In 1964, film writer, director, and producer Stanley Kubrick formed a film company in England to produce a satire about the political differences between the United States and the Soviet Union. He named it “Dr. Strangelove or: How I Learned to Stop Worrying and Love the Bomb.” Were Kubrick alive today, and motivated to produce a similar film, he might well title it “Dr. Strangelove or: How I Learned to Stop Worrying and Love COVID-19.”
COVID-19 has had a significant, if thus far negative, impact on employment in general in the United States and elsewhere. Many believe that it will result in a new mode of commerce, one founded on reliance on electronic communication between individuals rather than working and meeting in traditional brick and mortar settings. While many writers and authors are accustomed to working from home, we have all become even more sheltered than usual.

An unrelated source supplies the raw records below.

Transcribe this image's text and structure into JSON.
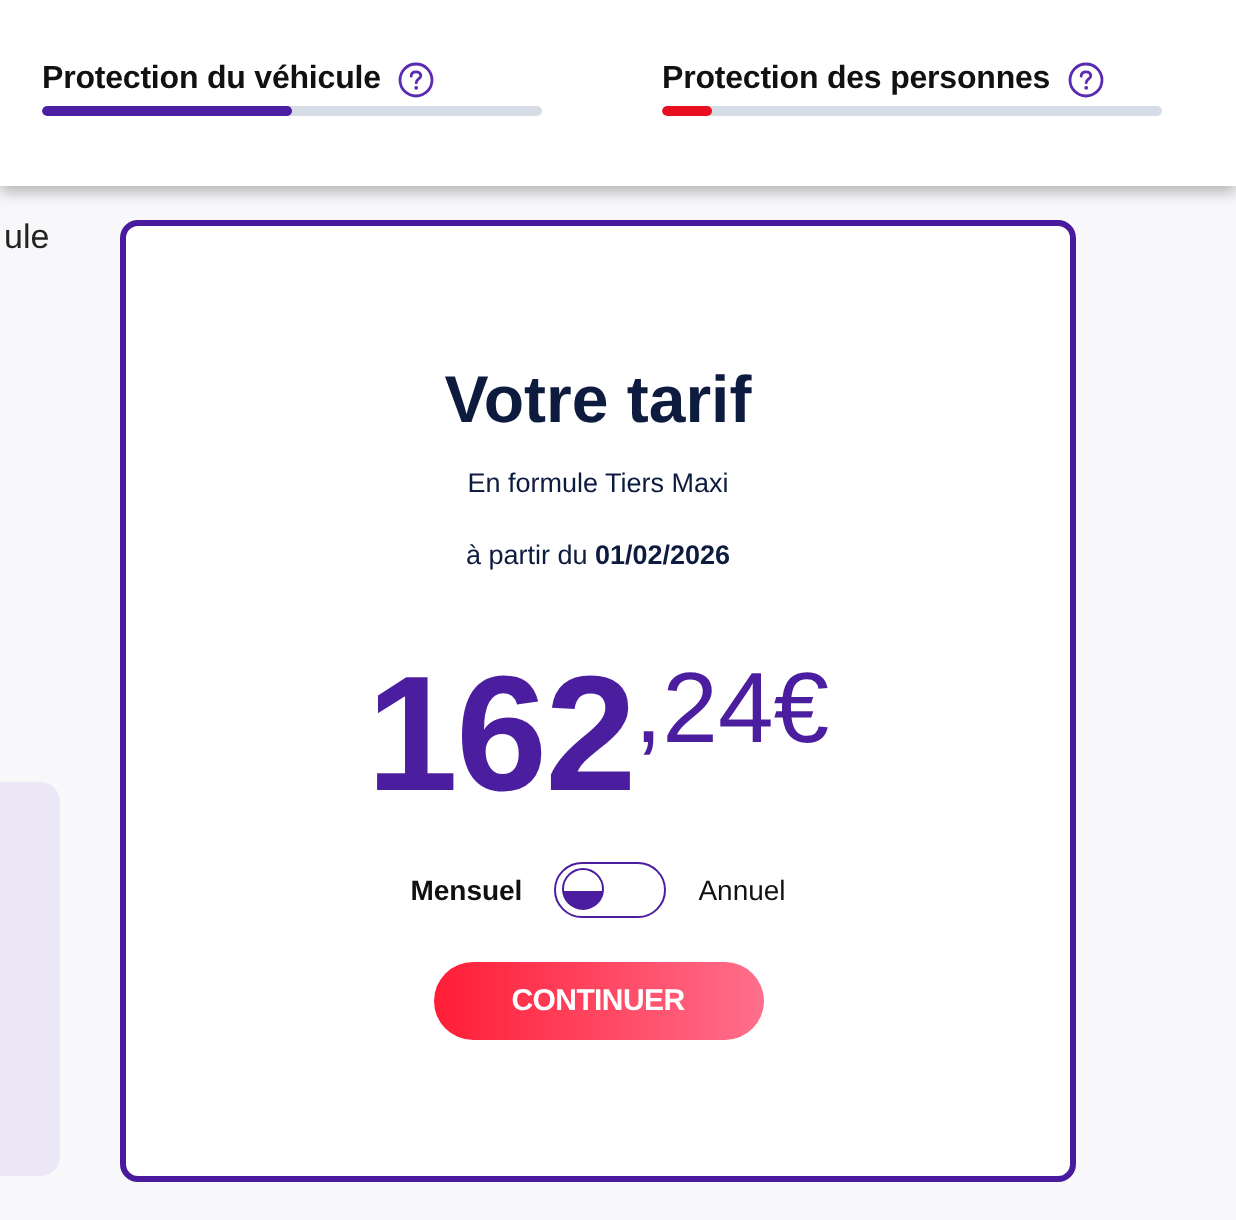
{
  "progress": [
    {
      "label": "Protection du véhicule",
      "level": 0.5,
      "color": "#4b1fa3"
    },
    {
      "label": "Protection des personnes",
      "level": 0.1,
      "color": "#e8101f"
    }
  ],
  "side": {
    "cut_text": "ule"
  },
  "quote": {
    "title": "Votre tarif",
    "formula": "En formule Tiers Maxi",
    "start": "à partir du **01/02/2026**",
    "price": {
      "whole": "162",
      "decimals": ",24€"
    },
    "billing": [
      {
        "label": "Mensuel",
        "selected": true
      },
      {
        "label": "Annuel",
        "selected": false
      }
    ],
    "button": "CONTINUER"
  }
}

In an article written by David Streifeld, published by the New York Times Service, he states, “Three months after the coronavirus pandemic shut down offices, corporate America has concluded that working from home is working out. Many employees will be tethered to ZOOM and Slack for the rest of their careers, their commute accomplished in seconds.”
While meeting with clients and potential book buyers may have ceased for now, and may not resume for some time, you need only tweak your operations a bit to become profitable post-COVID-19.

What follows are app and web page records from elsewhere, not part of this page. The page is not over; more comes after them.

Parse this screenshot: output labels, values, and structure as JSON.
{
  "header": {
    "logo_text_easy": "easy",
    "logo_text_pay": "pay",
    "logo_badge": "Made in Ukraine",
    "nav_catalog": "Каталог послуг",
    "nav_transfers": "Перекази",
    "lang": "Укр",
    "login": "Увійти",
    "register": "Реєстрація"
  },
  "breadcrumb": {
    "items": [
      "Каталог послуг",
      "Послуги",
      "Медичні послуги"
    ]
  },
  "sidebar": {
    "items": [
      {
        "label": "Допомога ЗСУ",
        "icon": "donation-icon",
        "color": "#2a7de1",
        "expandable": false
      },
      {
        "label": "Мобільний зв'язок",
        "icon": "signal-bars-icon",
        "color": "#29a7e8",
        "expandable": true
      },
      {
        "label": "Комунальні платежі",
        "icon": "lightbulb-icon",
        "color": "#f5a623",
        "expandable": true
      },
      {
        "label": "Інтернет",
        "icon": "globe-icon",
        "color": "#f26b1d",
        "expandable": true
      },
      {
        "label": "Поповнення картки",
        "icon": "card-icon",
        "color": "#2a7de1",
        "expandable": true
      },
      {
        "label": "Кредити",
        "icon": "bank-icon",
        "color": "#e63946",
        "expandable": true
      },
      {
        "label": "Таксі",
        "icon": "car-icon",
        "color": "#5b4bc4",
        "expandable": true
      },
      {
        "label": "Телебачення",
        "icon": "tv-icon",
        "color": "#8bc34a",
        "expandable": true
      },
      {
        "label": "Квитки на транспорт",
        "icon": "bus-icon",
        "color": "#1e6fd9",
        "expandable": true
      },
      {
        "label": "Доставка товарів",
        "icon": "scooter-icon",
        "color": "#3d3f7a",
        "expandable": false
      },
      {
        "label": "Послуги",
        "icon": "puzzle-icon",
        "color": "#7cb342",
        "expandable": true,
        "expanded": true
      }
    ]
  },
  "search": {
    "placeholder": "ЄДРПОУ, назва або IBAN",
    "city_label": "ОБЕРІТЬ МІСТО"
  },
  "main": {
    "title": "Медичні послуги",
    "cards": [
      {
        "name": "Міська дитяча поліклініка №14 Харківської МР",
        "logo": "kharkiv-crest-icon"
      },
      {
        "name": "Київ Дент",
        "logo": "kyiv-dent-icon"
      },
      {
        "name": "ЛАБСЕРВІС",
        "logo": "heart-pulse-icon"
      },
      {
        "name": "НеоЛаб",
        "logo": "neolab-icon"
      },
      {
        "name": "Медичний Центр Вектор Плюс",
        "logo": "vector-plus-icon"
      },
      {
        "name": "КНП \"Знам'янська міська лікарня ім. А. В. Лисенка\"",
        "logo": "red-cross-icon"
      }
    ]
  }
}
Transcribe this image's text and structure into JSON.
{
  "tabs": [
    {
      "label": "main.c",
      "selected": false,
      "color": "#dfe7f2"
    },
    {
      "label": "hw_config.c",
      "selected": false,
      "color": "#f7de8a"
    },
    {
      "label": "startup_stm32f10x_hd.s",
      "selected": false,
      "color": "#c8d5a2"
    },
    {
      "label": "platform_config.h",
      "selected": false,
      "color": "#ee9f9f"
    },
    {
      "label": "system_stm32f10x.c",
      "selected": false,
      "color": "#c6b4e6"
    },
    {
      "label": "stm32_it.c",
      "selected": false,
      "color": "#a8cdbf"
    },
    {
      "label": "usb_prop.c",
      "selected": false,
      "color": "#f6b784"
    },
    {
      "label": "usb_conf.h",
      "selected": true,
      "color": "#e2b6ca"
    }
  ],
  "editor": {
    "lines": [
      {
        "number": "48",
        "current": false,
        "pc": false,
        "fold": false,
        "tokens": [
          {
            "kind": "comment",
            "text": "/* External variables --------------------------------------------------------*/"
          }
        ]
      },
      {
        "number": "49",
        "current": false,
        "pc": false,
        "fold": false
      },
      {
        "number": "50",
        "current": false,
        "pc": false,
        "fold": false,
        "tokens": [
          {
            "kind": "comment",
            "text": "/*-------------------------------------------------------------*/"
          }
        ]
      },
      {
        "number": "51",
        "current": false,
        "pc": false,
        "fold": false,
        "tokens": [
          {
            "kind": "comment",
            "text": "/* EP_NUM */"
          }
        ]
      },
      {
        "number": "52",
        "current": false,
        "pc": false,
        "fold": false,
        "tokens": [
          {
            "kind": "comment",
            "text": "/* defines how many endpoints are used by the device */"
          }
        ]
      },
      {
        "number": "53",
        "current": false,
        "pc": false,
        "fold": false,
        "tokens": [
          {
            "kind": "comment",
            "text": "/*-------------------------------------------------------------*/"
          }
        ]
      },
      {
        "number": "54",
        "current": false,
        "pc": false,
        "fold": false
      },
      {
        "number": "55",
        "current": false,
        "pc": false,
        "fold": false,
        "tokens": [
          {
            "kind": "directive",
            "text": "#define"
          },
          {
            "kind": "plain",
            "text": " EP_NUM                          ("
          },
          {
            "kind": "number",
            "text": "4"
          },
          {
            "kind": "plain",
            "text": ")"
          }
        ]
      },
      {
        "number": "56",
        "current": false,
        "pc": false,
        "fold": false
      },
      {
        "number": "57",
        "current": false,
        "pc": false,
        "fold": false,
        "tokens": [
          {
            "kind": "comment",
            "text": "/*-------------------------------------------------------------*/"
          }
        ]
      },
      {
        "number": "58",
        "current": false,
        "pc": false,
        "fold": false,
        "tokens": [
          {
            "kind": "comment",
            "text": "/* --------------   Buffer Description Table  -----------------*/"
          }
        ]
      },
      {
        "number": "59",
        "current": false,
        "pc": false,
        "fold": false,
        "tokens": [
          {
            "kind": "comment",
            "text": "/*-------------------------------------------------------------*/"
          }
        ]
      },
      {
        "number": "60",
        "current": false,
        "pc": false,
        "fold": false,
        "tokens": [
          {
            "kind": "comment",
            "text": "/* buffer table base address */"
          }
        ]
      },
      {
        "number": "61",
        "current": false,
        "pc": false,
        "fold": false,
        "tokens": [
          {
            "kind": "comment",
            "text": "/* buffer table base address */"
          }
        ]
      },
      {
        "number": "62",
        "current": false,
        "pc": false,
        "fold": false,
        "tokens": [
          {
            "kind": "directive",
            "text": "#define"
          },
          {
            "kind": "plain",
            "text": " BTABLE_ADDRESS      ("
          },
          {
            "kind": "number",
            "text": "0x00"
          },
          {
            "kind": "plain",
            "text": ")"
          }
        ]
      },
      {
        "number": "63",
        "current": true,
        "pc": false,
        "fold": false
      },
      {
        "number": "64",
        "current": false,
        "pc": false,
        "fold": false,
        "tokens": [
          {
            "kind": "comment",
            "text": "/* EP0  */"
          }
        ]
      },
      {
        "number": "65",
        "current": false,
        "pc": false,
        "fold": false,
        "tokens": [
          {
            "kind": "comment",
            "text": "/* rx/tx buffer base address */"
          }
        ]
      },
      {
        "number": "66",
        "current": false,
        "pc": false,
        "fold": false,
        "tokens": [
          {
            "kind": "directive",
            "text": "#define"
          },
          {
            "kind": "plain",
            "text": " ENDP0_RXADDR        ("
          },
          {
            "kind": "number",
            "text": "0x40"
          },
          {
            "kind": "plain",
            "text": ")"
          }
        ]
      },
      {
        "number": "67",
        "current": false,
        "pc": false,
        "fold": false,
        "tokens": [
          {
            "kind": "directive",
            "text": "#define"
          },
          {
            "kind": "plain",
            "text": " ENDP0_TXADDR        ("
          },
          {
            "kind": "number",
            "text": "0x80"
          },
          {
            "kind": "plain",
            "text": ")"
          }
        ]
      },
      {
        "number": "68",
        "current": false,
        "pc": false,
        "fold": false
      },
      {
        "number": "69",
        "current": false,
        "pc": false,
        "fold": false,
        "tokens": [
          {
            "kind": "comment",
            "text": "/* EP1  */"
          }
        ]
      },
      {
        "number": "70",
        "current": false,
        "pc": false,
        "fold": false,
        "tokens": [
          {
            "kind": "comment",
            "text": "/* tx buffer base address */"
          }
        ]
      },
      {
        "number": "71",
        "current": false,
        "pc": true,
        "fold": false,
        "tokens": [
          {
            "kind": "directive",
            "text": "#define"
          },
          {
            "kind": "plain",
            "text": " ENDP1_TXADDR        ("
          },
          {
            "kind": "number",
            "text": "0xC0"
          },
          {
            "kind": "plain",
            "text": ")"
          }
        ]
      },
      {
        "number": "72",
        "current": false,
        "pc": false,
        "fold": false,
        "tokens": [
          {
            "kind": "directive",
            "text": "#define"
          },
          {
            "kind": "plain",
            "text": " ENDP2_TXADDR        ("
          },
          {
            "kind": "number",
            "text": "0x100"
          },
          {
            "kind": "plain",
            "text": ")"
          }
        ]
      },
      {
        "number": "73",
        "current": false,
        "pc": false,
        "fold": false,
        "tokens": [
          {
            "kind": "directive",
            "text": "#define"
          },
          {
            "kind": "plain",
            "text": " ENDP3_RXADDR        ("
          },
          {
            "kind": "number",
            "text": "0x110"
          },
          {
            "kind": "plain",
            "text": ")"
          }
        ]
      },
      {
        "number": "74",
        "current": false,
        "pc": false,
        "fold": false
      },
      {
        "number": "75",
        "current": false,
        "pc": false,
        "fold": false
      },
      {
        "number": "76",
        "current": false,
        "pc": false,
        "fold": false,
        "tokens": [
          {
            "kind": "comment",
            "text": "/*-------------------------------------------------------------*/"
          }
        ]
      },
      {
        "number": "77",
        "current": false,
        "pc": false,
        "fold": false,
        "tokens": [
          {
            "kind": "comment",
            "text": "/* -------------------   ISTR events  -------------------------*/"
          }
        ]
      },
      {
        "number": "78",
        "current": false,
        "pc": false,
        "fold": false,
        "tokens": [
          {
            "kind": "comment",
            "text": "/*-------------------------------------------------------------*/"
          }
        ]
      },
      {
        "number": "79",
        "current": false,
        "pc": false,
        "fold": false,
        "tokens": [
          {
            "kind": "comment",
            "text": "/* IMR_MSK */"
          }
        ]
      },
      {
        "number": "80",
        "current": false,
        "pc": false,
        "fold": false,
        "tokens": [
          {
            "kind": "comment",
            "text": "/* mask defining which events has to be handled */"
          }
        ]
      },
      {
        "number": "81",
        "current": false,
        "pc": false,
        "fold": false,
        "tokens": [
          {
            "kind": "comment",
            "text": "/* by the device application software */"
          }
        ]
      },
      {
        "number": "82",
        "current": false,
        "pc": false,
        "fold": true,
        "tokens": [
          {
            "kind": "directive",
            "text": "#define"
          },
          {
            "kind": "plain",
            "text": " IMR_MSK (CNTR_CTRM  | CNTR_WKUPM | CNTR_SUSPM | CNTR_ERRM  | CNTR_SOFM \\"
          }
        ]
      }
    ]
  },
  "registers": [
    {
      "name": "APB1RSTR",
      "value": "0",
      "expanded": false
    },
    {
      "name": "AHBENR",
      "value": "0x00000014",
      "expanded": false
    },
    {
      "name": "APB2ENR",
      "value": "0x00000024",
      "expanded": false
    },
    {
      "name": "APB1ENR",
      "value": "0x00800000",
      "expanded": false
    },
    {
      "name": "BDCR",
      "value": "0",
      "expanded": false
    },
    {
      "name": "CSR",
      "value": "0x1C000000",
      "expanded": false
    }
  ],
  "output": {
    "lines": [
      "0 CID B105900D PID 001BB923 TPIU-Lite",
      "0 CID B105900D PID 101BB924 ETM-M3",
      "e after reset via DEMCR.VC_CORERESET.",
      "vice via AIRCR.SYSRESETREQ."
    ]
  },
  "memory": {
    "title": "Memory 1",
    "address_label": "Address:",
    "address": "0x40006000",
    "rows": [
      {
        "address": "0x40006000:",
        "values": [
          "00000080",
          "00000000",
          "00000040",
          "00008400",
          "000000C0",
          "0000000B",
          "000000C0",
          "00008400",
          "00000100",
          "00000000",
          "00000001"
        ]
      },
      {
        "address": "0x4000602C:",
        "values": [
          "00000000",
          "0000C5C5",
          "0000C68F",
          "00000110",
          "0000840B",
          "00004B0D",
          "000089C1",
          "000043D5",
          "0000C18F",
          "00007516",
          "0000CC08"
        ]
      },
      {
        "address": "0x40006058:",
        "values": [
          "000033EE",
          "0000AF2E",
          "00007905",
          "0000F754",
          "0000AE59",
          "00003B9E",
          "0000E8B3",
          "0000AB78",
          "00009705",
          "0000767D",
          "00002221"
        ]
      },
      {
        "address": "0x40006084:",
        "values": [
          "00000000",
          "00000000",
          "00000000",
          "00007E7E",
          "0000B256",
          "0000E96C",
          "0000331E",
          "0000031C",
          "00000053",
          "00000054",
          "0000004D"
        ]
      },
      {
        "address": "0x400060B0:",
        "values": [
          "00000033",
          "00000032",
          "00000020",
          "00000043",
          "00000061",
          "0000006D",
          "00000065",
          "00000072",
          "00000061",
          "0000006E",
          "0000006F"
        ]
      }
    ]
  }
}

Have you noticed how ZOOM has taken off? No pun intended. Fewer and fewer face-to-face meetings between writers and publishers are being scheduled, book clubs are holding ZOOM meetings to discuss the latest titles on the market, other organizations are holding business meeting electronically, and distance learning is coming of age at colleges and universities.
In contrast, authors are rarely finding opportunities to meet the public at bookstore events during these pandemic times. And, freelance writers can’t pound the pavement seeking new local clients.
So, it’s time to consider making lemonade out of those Covid-19 lemons, and recreate your market plan to meet today’s challenges.
Consider, for example:
Hosting ZOOM events (book readings, online Q&A’s, and any other way you would normally do public speaking in-person)
Schedule electronic meeting with groups, local and distant, through libraries and schools.
Arrange Zoom face-to-face online get-togethers with book clubs.
Pitch your services or book to service organization members who may be interested in learning of, and purchasing, your latest book or your writing services.
Don’t forget to promote your Zoom availability on your website and newsletter, in LinkedIn, and your social media accounts.
With the stressing of social distancing to help control exposure to COVID-19, offering to provide an organization or group with an opportunity to give its membership a viable interactive experience with you may prove productive…and profitable!
Newspapers may be helpful in identifying potential groups to contact to offer your electronic “meet the author” event. Which organizations in your area met in-person before Covid-19 interrupted our lives? They will likely appreciate being nudged in the direction of Zoom meetings. You can find the contact information for the people running those organizations on their websites.
Be prepared to hear, “Oh, we can’t do that” by a group leader with whom you are discussing providing a ZOOM presentation. If you ask “why not,” nine out of ten times the reply will be “Well, we never did that before.” Be prepared to explain to them how your Zoom presentation, and future ones they may consider having, will benefit all of their members during these trying times, and beyond.
Freelancing is all over the news right now as more people are being forced to work from home. Don’t overlook the opportunity to submit an article to local media about how you are coping with COVID-19 as an author or freelance writer. Doing so may trigger an invitation to be interviewed. The idea is to obtain publicity and exposure that may generate interest in your books or your writing services.
Writers rely on their knowledge, skill, and ability in creating their work product. Why not use some of those talents to develop a new business model that will be successful now AND post-COVID-19?
Harvey Randall formerly served as Principal Attorney, New York State Department of Civil Service. He also served as Director of Personnel for the State University of New York system and as Director of Research, Governor’s Office of Employee Relations. He has an MPA from the Maxwell School, Syracuse University and a J.D. from Albany Law School. Randall maintains a law blog of the same name focusing on New York Public Personnel Law.
How Many Copies Of Your Book Would You Have To Sell In Order To Break Even?
The Best of Boyd's Blogs: 87 Solutions to a Life of Better Speaking and Listening
Ever wish you could have your favorite blog in book form? There's nothing like flipping through the pages and reading helpful snippets here and there.
In this book, Steve Boyd gives you that very opportunity. He has intrigued his readers and clients for years with his insightful newsletters and blog posts. This book includes some of his most interesting stories and communication tips, from listening to speaking. As he quotes this Chinese proverb, "From listening comes wisdom and from speaking repentance."
You won't need to repent from your next speech if you use these articles to guide both your preparation and delivery. As an avid reader of his blog said, "These articles are priceless! People need what you have to say."
Steve Boyd's articles on motivation and communication-related topics have appeared
in various publications. His books on public speaking have sold over 30,000 copies.
He is a popular after-dinner speaker and conducts workshops for businesses and associations
whose members want to speak and listen effectively to improve personally and professionally.
Read more here: